[Dataset entries — start]
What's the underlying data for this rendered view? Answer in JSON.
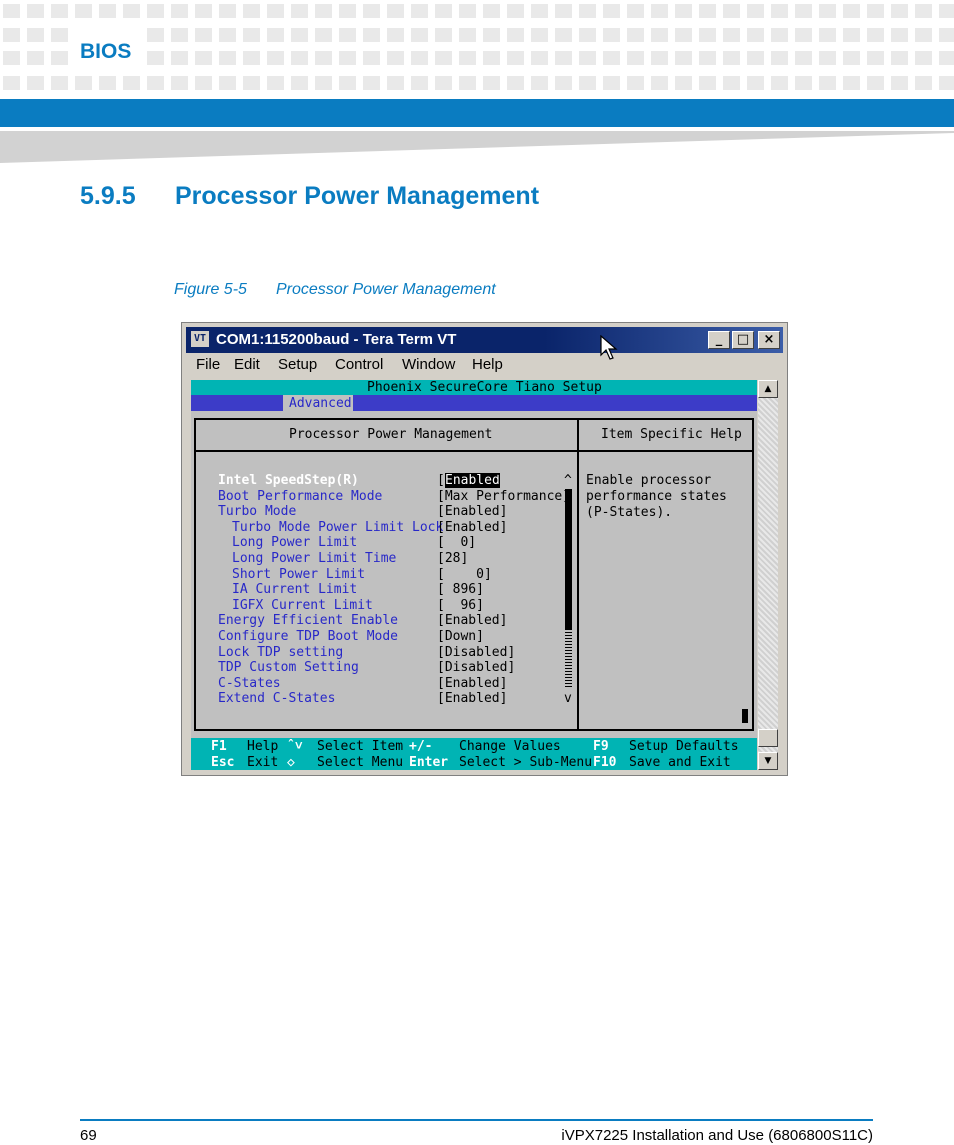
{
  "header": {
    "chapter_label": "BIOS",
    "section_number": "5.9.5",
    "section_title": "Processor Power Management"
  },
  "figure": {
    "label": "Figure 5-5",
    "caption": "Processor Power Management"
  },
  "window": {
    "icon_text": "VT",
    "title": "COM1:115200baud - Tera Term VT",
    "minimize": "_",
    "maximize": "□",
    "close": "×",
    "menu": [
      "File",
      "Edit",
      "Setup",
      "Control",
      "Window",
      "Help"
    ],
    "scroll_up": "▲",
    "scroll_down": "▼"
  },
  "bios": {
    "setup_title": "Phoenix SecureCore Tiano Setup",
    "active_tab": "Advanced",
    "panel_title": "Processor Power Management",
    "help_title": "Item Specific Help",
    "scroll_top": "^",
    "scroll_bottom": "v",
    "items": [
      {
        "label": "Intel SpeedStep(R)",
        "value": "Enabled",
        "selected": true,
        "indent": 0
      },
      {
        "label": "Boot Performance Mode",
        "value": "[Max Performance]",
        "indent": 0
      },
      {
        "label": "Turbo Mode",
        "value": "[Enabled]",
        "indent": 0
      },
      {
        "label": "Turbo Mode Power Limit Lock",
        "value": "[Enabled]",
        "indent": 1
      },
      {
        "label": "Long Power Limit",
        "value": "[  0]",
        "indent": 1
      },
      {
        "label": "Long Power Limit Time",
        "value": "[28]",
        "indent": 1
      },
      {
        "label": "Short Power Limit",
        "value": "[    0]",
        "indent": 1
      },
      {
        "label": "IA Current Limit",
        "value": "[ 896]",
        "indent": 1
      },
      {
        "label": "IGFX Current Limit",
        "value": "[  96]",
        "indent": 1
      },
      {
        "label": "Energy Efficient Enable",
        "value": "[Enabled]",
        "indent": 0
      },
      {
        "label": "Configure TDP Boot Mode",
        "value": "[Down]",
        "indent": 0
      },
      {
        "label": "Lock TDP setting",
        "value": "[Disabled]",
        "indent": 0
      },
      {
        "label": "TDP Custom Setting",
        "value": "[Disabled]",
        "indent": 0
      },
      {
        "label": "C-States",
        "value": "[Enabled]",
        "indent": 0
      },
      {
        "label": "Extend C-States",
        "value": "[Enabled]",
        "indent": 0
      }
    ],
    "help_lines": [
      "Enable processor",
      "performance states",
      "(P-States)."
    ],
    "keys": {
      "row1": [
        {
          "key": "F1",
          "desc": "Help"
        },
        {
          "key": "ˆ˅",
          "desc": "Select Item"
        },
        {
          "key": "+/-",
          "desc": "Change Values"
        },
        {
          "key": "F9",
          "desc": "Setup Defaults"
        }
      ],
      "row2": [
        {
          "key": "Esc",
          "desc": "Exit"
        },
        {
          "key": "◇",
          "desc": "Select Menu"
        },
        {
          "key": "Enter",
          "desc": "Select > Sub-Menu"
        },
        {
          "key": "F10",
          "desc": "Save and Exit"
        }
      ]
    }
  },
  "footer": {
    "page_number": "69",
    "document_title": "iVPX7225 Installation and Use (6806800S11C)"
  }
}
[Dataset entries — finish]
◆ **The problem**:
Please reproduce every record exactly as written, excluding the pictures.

◆ **Answer to this problem**:
What's the underlying data for this rendered view? Answer in JSON.
{
  "header": {
    "chapter_label": "BIOS",
    "section_number": "5.9.5",
    "section_title": "Processor Power Management"
  },
  "figure": {
    "label": "Figure 5-5",
    "caption": "Processor Power Management"
  },
  "window": {
    "icon_text": "VT",
    "title": "COM1:115200baud - Tera Term VT",
    "minimize": "_",
    "maximize": "□",
    "close": "×",
    "menu": [
      "File",
      "Edit",
      "Setup",
      "Control",
      "Window",
      "Help"
    ],
    "scroll_up": "▲",
    "scroll_down": "▼"
  },
  "bios": {
    "setup_title": "Phoenix SecureCore Tiano Setup",
    "active_tab": "Advanced",
    "panel_title": "Processor Power Management",
    "help_title": "Item Specific Help",
    "scroll_top": "^",
    "scroll_bottom": "v",
    "items": [
      {
        "label": "Intel SpeedStep(R)",
        "value": "Enabled",
        "selected": true,
        "indent": 0
      },
      {
        "label": "Boot Performance Mode",
        "value": "[Max Performance]",
        "indent": 0
      },
      {
        "label": "Turbo Mode",
        "value": "[Enabled]",
        "indent": 0
      },
      {
        "label": "Turbo Mode Power Limit Lock",
        "value": "[Enabled]",
        "indent": 1
      },
      {
        "label": "Long Power Limit",
        "value": "[  0]",
        "indent": 1
      },
      {
        "label": "Long Power Limit Time",
        "value": "[28]",
        "indent": 1
      },
      {
        "label": "Short Power Limit",
        "value": "[    0]",
        "indent": 1
      },
      {
        "label": "IA Current Limit",
        "value": "[ 896]",
        "indent": 1
      },
      {
        "label": "IGFX Current Limit",
        "value": "[  96]",
        "indent": 1
      },
      {
        "label": "Energy Efficient Enable",
        "value": "[Enabled]",
        "indent": 0
      },
      {
        "label": "Configure TDP Boot Mode",
        "value": "[Down]",
        "indent": 0
      },
      {
        "label": "Lock TDP setting",
        "value": "[Disabled]",
        "indent": 0
      },
      {
        "label": "TDP Custom Setting",
        "value": "[Disabled]",
        "indent": 0
      },
      {
        "label": "C-States",
        "value": "[Enabled]",
        "indent": 0
      },
      {
        "label": "Extend C-States",
        "value": "[Enabled]",
        "indent": 0
      }
    ],
    "help_lines": [
      "Enable processor",
      "performance states",
      "(P-States)."
    ],
    "keys": {
      "row1": [
        {
          "key": "F1",
          "desc": "Help"
        },
        {
          "key": "ˆ˅",
          "desc": "Select Item"
        },
        {
          "key": "+/-",
          "desc": "Change Values"
        },
        {
          "key": "F9",
          "desc": "Setup Defaults"
        }
      ],
      "row2": [
        {
          "key": "Esc",
          "desc": "Exit"
        },
        {
          "key": "◇",
          "desc": "Select Menu"
        },
        {
          "key": "Enter",
          "desc": "Select > Sub-Menu"
        },
        {
          "key": "F10",
          "desc": "Save and Exit"
        }
      ]
    }
  },
  "footer": {
    "page_number": "69",
    "document_title": "iVPX7225 Installation and Use (6806800S11C)"
  }
}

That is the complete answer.